■ **EXERCISE INSTRUCTIONS**
Keep only the lines of the data below that contain "JSON", and copy them.

===== RECORDS FOR THIS EXERCISE =====

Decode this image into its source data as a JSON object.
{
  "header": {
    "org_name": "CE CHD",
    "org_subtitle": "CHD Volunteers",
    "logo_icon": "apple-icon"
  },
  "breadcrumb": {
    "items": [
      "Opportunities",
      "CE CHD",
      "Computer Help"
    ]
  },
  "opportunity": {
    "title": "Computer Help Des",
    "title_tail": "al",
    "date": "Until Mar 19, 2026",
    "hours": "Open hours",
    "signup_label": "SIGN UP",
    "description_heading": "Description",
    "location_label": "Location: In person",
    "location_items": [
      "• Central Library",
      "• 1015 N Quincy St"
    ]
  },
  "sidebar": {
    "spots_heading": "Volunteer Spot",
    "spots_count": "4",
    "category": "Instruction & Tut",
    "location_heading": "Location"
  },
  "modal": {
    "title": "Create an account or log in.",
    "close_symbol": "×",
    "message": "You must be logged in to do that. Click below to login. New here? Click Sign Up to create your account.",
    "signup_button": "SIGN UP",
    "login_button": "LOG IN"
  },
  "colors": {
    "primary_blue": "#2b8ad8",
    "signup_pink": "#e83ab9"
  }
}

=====
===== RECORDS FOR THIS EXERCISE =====

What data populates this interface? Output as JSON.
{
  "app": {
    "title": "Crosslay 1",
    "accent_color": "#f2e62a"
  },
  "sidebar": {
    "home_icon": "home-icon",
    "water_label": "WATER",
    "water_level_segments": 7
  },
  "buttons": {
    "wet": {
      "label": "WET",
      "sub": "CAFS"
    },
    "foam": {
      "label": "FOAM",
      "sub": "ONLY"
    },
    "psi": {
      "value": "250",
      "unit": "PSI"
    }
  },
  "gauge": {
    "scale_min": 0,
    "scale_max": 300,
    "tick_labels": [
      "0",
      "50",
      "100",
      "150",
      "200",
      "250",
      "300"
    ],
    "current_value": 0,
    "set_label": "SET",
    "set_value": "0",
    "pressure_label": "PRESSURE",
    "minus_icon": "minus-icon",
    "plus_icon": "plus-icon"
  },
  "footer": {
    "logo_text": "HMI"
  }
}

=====

■ **WRITTEN RESPONSE**
Decode this image into its source data as a JSON object.
What data populates this interface? Output as JSON.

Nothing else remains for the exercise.